RECORDED DATA:
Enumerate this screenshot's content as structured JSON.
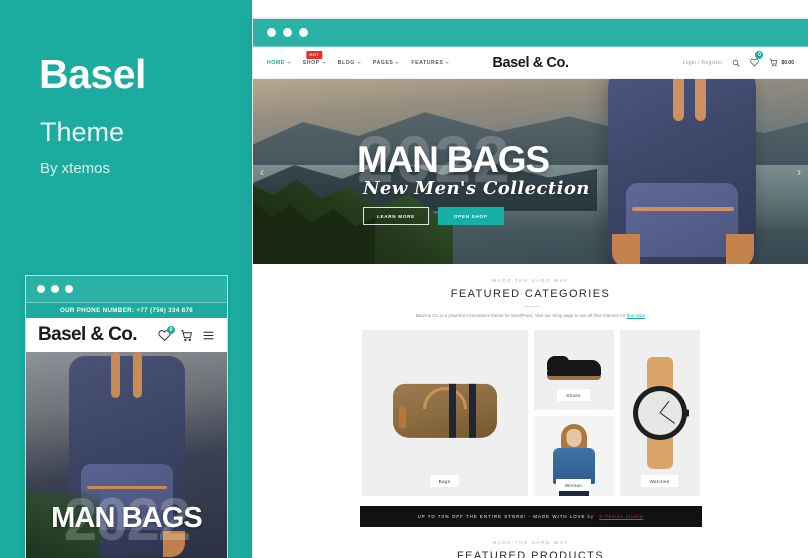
{
  "theme": {
    "accent": "#1cab9f",
    "dark": "#111111",
    "red": "#e2322c",
    "title": "Basel",
    "subtitle": "Theme",
    "author": "By xtemos"
  },
  "mobile": {
    "phone_bar": "OUR PHONE NUMBER: +77 (756) 334 876",
    "logo": "Basel & Co.",
    "logo_dot": ".",
    "wishlist_count": "0",
    "cart_count": "0",
    "icons": {
      "wishlist": "heart-icon",
      "cart": "cart-icon",
      "menu": "hamburger-menu-icon"
    },
    "hero": {
      "year_watermark": "2022",
      "title": "MAN BAGS"
    }
  },
  "desktop": {
    "nav": [
      {
        "label": "HOME",
        "active": true,
        "caret": true,
        "badge": ""
      },
      {
        "label": "SHOP",
        "active": false,
        "caret": true,
        "badge": "HOT"
      },
      {
        "label": "BLOG",
        "active": false,
        "caret": true,
        "badge": ""
      },
      {
        "label": "PAGES",
        "active": false,
        "caret": true,
        "badge": ""
      },
      {
        "label": "FEATURES",
        "active": false,
        "caret": true,
        "badge": ""
      }
    ],
    "logo": "Basel & Co.",
    "account_link": "Login / Register",
    "search_icon": "search-icon",
    "wishlist_icon": "heart-icon",
    "wishlist_count": "0",
    "cart_icon": "cart-icon",
    "cart_total": "$0.00",
    "hero": {
      "year_watermark": "2022",
      "title": "MAN BAGS",
      "subtitle": "New Men's Collection",
      "btn_primary": "LEARN MORE",
      "btn_secondary": "OPEN SHOP",
      "arrow_prev": "chevron-left-icon",
      "arrow_next": "chevron-right-icon"
    },
    "featured_categories": {
      "eyebrow": "MADE THE HARD WAY",
      "title": "FEATURED CATEGORIES",
      "description_part1": "Basel & Co. is a powerful eCommerce theme for WordPress. Visit our",
      "description_part2": "Shop page to see all their features for",
      "description_link": "free store",
      "tiles": [
        {
          "label": "Bags"
        },
        {
          "label": "Shoes"
        },
        {
          "label": "Woman"
        },
        {
          "label": "Watches"
        }
      ]
    },
    "promo_banner": {
      "text": "UP TO 70% OFF THE ENTIRE STORE! - MADE WITH LOVE",
      "by": "by",
      "link": "X-Temos studio"
    },
    "featured_products": {
      "eyebrow": "MADE THE HARD WAY",
      "title": "FEATURED PRODUCTS"
    }
  }
}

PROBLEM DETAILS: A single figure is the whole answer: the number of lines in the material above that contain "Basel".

TASK ANSWER: 4